    Paper number



    Dr. Eugene Levin, Electrodynamic Technologies, LLC, United States


    Mr. Joseph Carroll, Tether Applications, Inc., United States



    Debris objects in Earth orbits constitute 95\% of the published catalog and are responsible for most conjunctions with operational satellites. It is generally recognized that the accuracy of published two-line element (TLE) data is not sufficient for conjunction analysis, and that much more precise data is needed to ensure the safety of commercial and civil spacecraft. National surveillance networks have more precise data on certain objects, but it is typically restricted and not readily available. It is also limited in scope because of limited coverage of particular networks. Sharing of precise data between national catalogs is not easily achieved because it could reveal capabilities of military sensors. Besides tracked debris objects, there are also many debris fragments that are not tracked by national surveillance networks, but can disable spacecraft. They need to be discovered and tracked. 
    A number of new tracking methods, technologies, and systems have been developed recently and more are in development by the industry. It has been shown that impressive accuracies can be achieved even with small telescopes, resulting in state vector estimations up to two orders of magnitude more accurate than derived from TLE data. Traditionally, commercial players will be attempting to sell these technologies and systems to their governments. Some of them will be absorbed by national surveillance networks, and data produced by the new instruments will become restricted, as dictated by the defense functions of these networks. 
    Debris data, however, has a much wider market. This market was essentially created when NORAD started publishing TLE data, but it is still overlooked. Cued by TLE data, commercial entities can produce very precise orbital data on debris, which dominates the published catalog. There is no inherent reason why debris data obtained by commercial instruments outside surveillance networks may need to be restricted, and all national space agencies will benefit greatly from having such data, because they do not have comprehensive sets of high precision debris data at this time.
    Thus, we have potential interested buyers and potential capable sellers. What is missing is a legitimate trading floor for high precision debris data. The debris threat is indiscriminate, and spacefaring nations can recognize neutrality and utility of this solution and find a suitable form of its implementation. This will be a potent measure for debris threat mitigation. IADC could lead the way, or the industry could take the lead.
    Abstract document

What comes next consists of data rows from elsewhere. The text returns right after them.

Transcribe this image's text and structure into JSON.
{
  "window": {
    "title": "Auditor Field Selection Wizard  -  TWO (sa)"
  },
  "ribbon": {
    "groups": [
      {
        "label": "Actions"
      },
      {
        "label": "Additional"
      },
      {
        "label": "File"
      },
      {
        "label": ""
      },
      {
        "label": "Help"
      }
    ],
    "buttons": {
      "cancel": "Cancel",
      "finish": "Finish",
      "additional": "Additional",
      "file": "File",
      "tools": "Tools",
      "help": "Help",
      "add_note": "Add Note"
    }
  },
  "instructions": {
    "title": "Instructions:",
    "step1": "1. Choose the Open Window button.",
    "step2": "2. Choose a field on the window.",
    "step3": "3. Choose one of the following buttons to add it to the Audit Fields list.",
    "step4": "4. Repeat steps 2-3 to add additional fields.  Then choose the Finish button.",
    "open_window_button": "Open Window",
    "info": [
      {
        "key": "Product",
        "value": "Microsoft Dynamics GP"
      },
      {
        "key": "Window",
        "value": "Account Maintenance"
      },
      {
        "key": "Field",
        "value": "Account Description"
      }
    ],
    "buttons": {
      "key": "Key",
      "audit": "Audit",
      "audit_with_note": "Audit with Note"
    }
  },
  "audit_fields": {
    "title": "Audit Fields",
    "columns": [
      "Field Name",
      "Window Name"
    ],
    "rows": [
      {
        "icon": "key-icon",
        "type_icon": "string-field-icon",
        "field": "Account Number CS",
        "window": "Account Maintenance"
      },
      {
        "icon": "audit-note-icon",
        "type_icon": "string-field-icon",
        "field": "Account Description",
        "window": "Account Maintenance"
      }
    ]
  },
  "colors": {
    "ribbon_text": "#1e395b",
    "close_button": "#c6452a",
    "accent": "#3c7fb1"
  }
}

    Manuscript document

    IAC-14,A6,P,51,x26362.pdf (🔒 authorized access only).

    To get the manuscript, please contact IAF Secretariat.